An example is the Linux tree with its modular package architecture (RPM’s) which provide tremendous flexibility over, say Windows. Our development team has the freedom to select the necessary software packages that are needed, nothing more, nothing less. Each package can be maintained and/or upgraded individually, without being dependant on the vendor’s proprietary “Automatic Update” process. In the appliance business this means better control over what software is being pushed out to our customer’s systems. Today, EM7 is a fusion of hardware, operating system, application software, network stack, drivers, MySQL database, etc. With so many moving parts, development flexibility is key to optimizing what is included and how it all works together.
Popular open source software like MySQL usually has an extensive community of experts and resources to support it. In many cases, these are free experts that are willing to share their knowledge and experience with the rest of the community – certainly much more so than with commercial products.
Q: How did you decide to use MySQL? What other databases did you consider?
We looked at every major database on the market. MySQL was the only product that we felt matched our rigorous performance demands, as well as had a commercial offering and was still cost-effective. The result is passed directly on to our customer – faster systems, at less cost. It was a no-brainer.
Performance management requires our systems to store a lot of metrics for historical and trending reports and has a very high write to read ratio. Most databases can’t keep up with the I/O overhead as well as MySQL can which is a big performance factor.
Q: Are there any metrics you can share about MySQL?

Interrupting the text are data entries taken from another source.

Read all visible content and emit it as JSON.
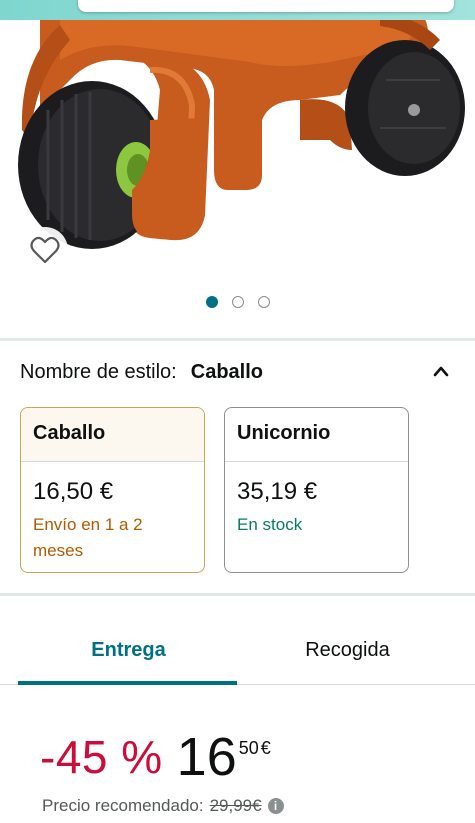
{
  "gallery": {
    "image_alt": "Correpasillos caballo naranja con ruedas negras",
    "dots": [
      "image-1",
      "image-2",
      "image-3"
    ],
    "active_dot": 0
  },
  "style": {
    "label": "Nombre de estilo:",
    "selected": "Caballo",
    "options": [
      {
        "name": "Caballo",
        "price": "16,50 €",
        "availability": "Envío en 1 a 2 meses",
        "availability_color": "#b35a00",
        "selected": true
      },
      {
        "name": "Unicornio",
        "price": "35,19 €",
        "availability": "En stock",
        "availability_color": "#067d62",
        "selected": false
      }
    ]
  },
  "tabs": [
    {
      "label": "Entrega",
      "active": true
    },
    {
      "label": "Recogida",
      "active": false
    }
  ],
  "pricing": {
    "discount": "-45 %",
    "price_whole": "16",
    "price_fraction": "50",
    "currency": "€",
    "rrp_label": "Precio recomendado:",
    "rrp_value": "29,99€"
  },
  "colors": {
    "accent": "#007185",
    "discount": "#cc0c39",
    "selected_border": "#c7a559"
  }
}
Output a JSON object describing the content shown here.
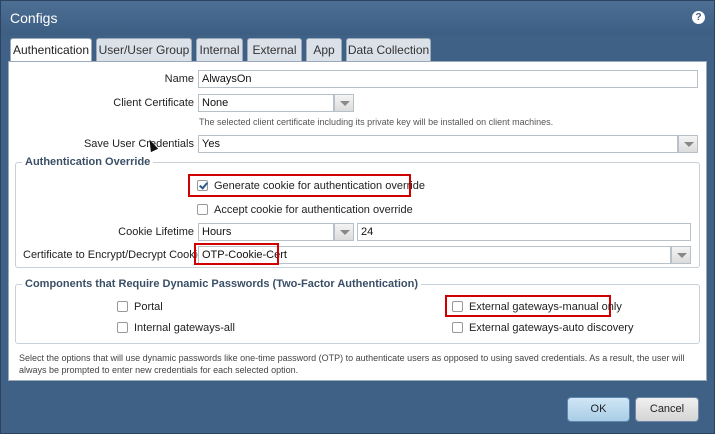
{
  "window": {
    "title": "Configs",
    "help_icon": "?"
  },
  "tabs": [
    {
      "label": "Authentication",
      "active": true
    },
    {
      "label": "User/User Group"
    },
    {
      "label": "Internal"
    },
    {
      "label": "External"
    },
    {
      "label": "App"
    },
    {
      "label": "Data Collection"
    }
  ],
  "form": {
    "name_label": "Name",
    "name_value": "AlwaysOn",
    "client_cert_label": "Client Certificate",
    "client_cert_value": "None",
    "client_cert_hint": "The selected client certificate including its private key will be installed on client machines.",
    "save_creds_label": "Save User Credentials",
    "save_creds_value": "Yes"
  },
  "auth_override": {
    "title": "Authentication Override",
    "generate_cookie_label": "Generate cookie for authentication override",
    "generate_cookie_checked": true,
    "accept_cookie_label": "Accept cookie for authentication override",
    "accept_cookie_checked": false,
    "cookie_lifetime_label": "Cookie Lifetime",
    "cookie_lifetime_unit": "Hours",
    "cookie_lifetime_value": "24",
    "cert_label": "Certificate to Encrypt/Decrypt Cookie",
    "cert_value": "OTP-Cookie-Cert"
  },
  "dynamic_pw": {
    "title": "Components that Require Dynamic Passwords (Two-Factor Authentication)",
    "portal": "Portal",
    "internal_gw": "Internal gateways-all",
    "external_manual": "External gateways-manual only",
    "external_auto": "External gateways-auto discovery",
    "note": "Select the options that will use dynamic passwords like one-time password (OTP) to authenticate users as opposed to using saved credentials. As a result, the user will always be prompted to enter new credentials for each selected option."
  },
  "buttons": {
    "ok": "OK",
    "cancel": "Cancel"
  },
  "colors": {
    "title_bar": "#3f6186",
    "highlight": "#d00000",
    "ok_button": "#a9cde6"
  }
}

One of our customer-deployed enterprise systems can perform about 200 million queries per day, at a 9:1 write ratio. This totals around 20 GB of constant flow of statistical data analysis per day. Not bad for one MySQL server.

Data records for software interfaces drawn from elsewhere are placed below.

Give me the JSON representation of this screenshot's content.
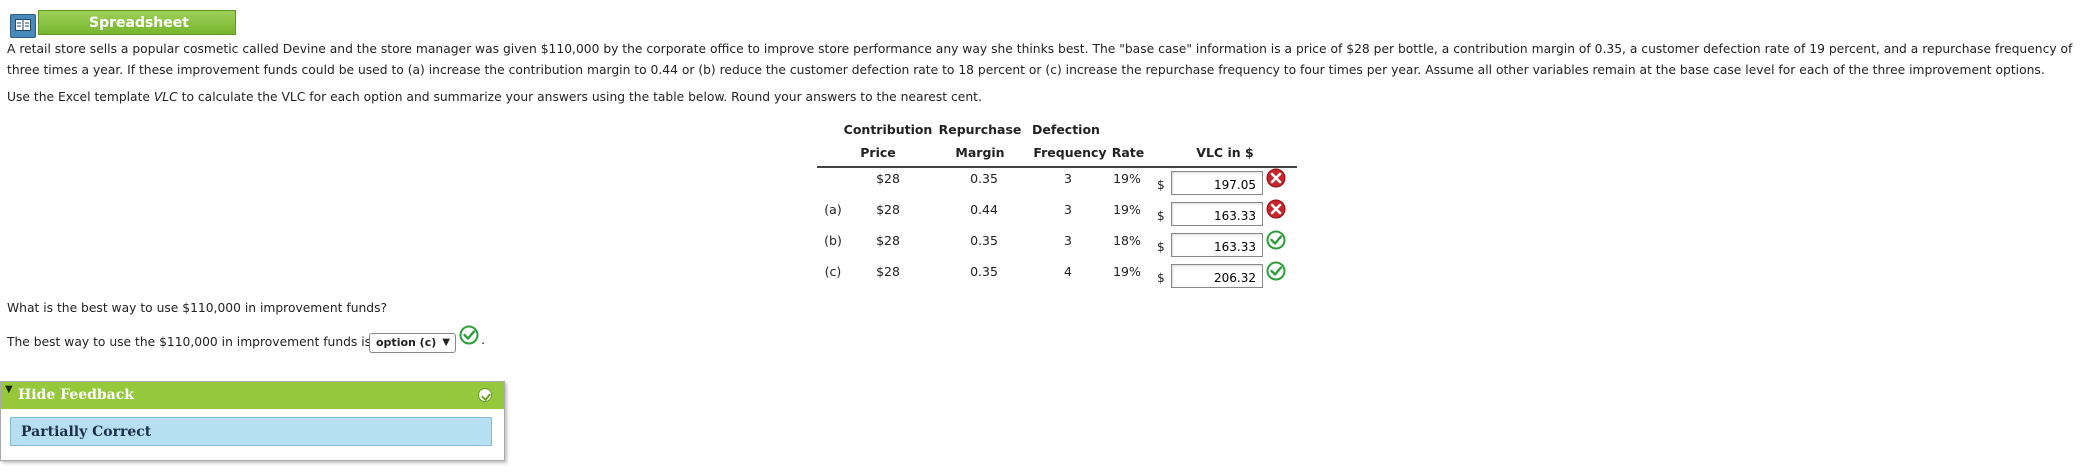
{
  "header": {
    "spreadsheet_label": "Spreadsheet"
  },
  "problem": {
    "paragraph": "A retail store sells a popular cosmetic called Devine and the store manager was given $110,000 by the corporate office to improve store performance any way she thinks best. The \"base case\" information is a price of $28 per bottle, a contribution margin of 0.35, a customer defection rate of 19 percent, and a repurchase frequency of three times a year. If these improvement funds could be used to (a) increase the contribution margin to 0.44 or (b) reduce the customer defection rate to 18 percent or (c) increase the repurchase frequency to four times per year. Assume all other variables remain at the base case level for each of the three improvement options.",
    "instruction_pre": "Use the Excel template ",
    "instruction_em": "VLC",
    "instruction_post": " to calculate the VLC for each option and summarize your answers using the table below. Round your answers to the nearest cent."
  },
  "table": {
    "header_top": [
      "Contribution",
      "Repurchase",
      "Defection"
    ],
    "header_bottom": [
      "Price",
      "Margin",
      "Frequency",
      "Rate",
      "VLC in $"
    ],
    "currency_symbol": "$",
    "rows": [
      {
        "label": "",
        "price": "$28",
        "margin": "0.35",
        "frequency": "3",
        "rate": "19%",
        "vlc": "197.05",
        "status": "incorrect"
      },
      {
        "label": "(a)",
        "price": "$28",
        "margin": "0.44",
        "frequency": "3",
        "rate": "19%",
        "vlc": "163.33",
        "status": "incorrect"
      },
      {
        "label": "(b)",
        "price": "$28",
        "margin": "0.35",
        "frequency": "3",
        "rate": "18%",
        "vlc": "163.33",
        "status": "correct"
      },
      {
        "label": "(c)",
        "price": "$28",
        "margin": "0.35",
        "frequency": "4",
        "rate": "19%",
        "vlc": "206.32",
        "status": "correct"
      }
    ]
  },
  "question": {
    "prompt": "What is the best way to use $110,000 in improvement funds?",
    "answer_pre": "The best way to use the $110,000 in improvement funds is",
    "selected_option": "option (c)",
    "answer_post": ".",
    "status": "correct"
  },
  "feedback": {
    "title": "Hide Feedback",
    "result": "Partially Correct"
  },
  "colors": {
    "correct": "#2e9e3a",
    "incorrect": "#c9252c",
    "green_bar": "#95c83b",
    "feedback_body": "#b6dff1"
  }
}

Ongoing maintenance and changes or updates to data schema are far easier to package and deliver with MySQL. We can easily script this by doing comparisons, using great tools around the product (including a whole set of open source ones) that provide on-the-fly delta comparisons between production systems and those in development.
Q: What has been your experience with MySQL?
The fact is that MySQL is a business enabler for ScienceLogic. Without MySQL’s fantastic support model, continual improvement with enterprise-class features like clustering and great performance, it would have been very difficult to achieve the growth and recognition we have today.
Q: How do you plan to leverage Open Source Software for any future products?
As we consider new areas of expansion, we are open to endorsing best-of-breed Open Source tools. Our involvement with open source is a mutually beneficial one. As I described above, we commission specific enhancements to existing open gource projects that what we feel gives both tremendous value back to the community as well as allows us to enhance our offerings. If I can coin a term, this could be Open Source 2.0 – aligning business and open source design. We feel if every commercial entity gave back something, it would help fund independent development around real-world business initiatives to everyone’s benefit.
Q: What is your advice to a CTO/CIO who is considering Open Source Software?
The Open Source foundational technologies, such as LAMP derivatives, should be viewed as a framework from which you can build upon. Chances are many of the applications and systems you already have in your environment already use open source, which is the case for most network appliances today. The momentum behind Linux, Apache, MySQL, PHP, Python and others is so tremendous that they will likely be around long after we’ve retired. The benefits of open source are obvious; the key lies in finding the right open source resources.
Things to look for: